Does My Employer Have to Pay If I Am Injured While Returning to the Office?
A car accident can leave you with serious, long-term injuries which may prevent you from returning to work. And if your accident occurred in the course of your employment, you may be entitled to workers’ compensation benefits. It is therefore critical to understand the difference between an accident which occurs while commuting to work—which is not considered part of your employment—and one that takes place while traveling during the workday.
Injured While “Returning Home”
Here is a recent example from here in Tennessee. The employee in this case worked for a company which provides services to individuals with intellectual disabilities in southeastern Tennessee. The employee’s job frequently required her to travel to the homes of the company’s clients.
In December 2007, the employee drove from her home in Georgia to Dayton, Tennessee, to visit two clients. Following her last meeting, the employee was traveling on the interstate when another vehicle struck her. This sent the employee’s car into a stop sign.
Within a few days of the accident, the employee began experiencing severe back and neck pain. She eventually required cervical fusion surgery and never returned to work. She later sought workers’ compensation benefits, which the employer denied, claiming the accident took place when the employee was commuting back to her home in Georgia, which meant the injury did not occur within the course of employment.
The employee argued to the contrary, she was heading back to her office in Chattanooga, which was located between Dayton and her Georgia residence. The employee said the employer misconstrued her statements to medical personnel that she was “returning home” at the time of the accident. The employer argued this meant she intended to commute back to her residence. The employee said she simply meant she was returning to her “home office” in Chattanooga.

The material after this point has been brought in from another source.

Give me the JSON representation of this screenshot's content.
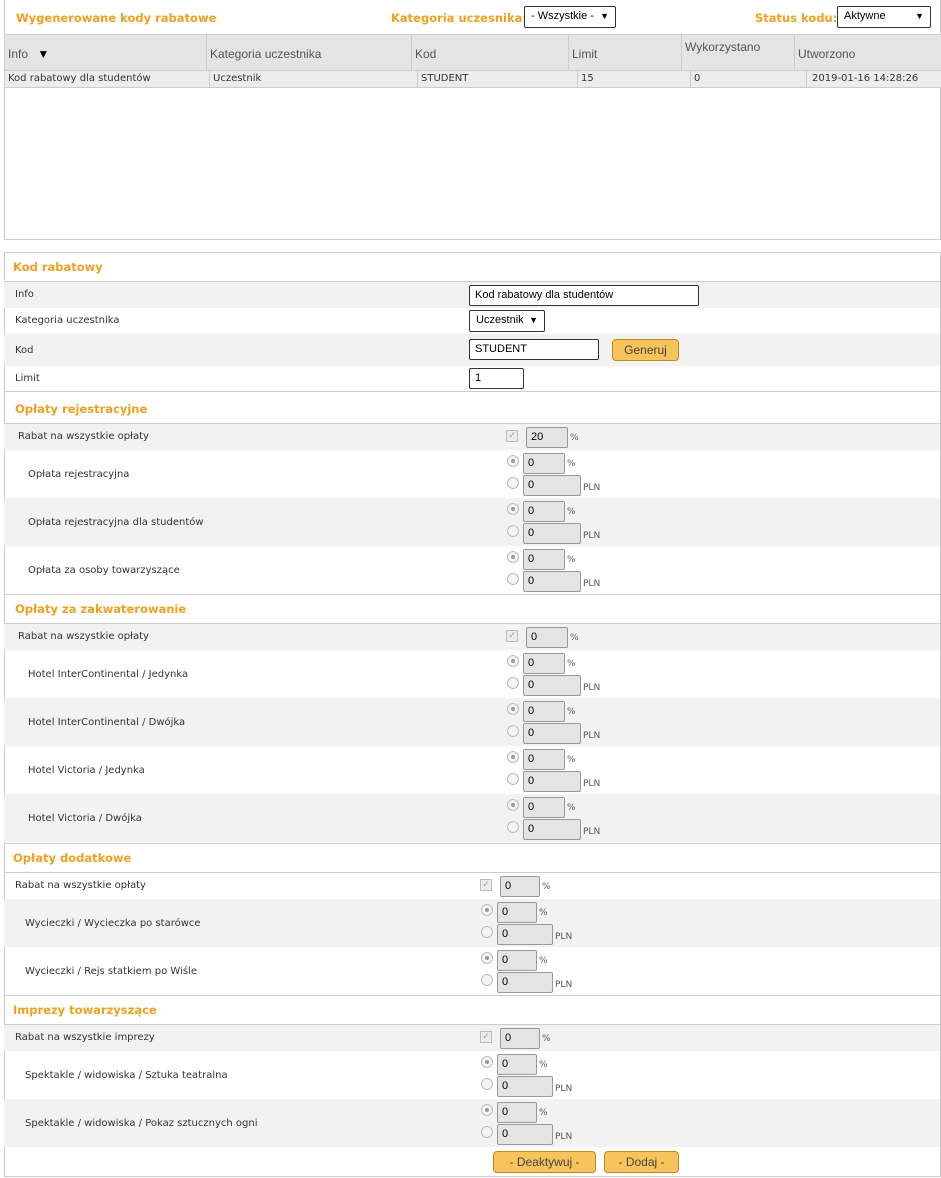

The courts sided with the employee. The Special Workers’ Compensation Appeals Panel of the Tennessee Supreme Court concluded in a September 28 opinion the evidence clearly showed the employee “was engaged in the business of the Employer at the time of the motor vehicle accident, she was working in the course of her employment, and, therefore, her injuries are compensable.” The panel further rejected the employer’s other objections to paying workers’ compensation benefits, including challenging a lower court’s finding the employee suffered from “permanent total disability.” As the panel noted, as a result of the accident, the employee could no longer “sit or stand for more than three hours,” and she frequently fell asleep during the day. (Indeed, the court noted she fell asleep during the trial of her workers’ compensation case.)
Need Help from One of Our Attorneys?
Employers frequently challenge workers’ compensation claims even in the face of overwhelming evidence of an employee’s partial or total disability. That is why, if you have been injured in the course of doing your job, it is important you seek immediate assistance from a qualified Tennessee workers’ compensation attorney. Contact Fox Farley Willis & Burnette, Attorneys at Law, today if you need to speak with someone right away.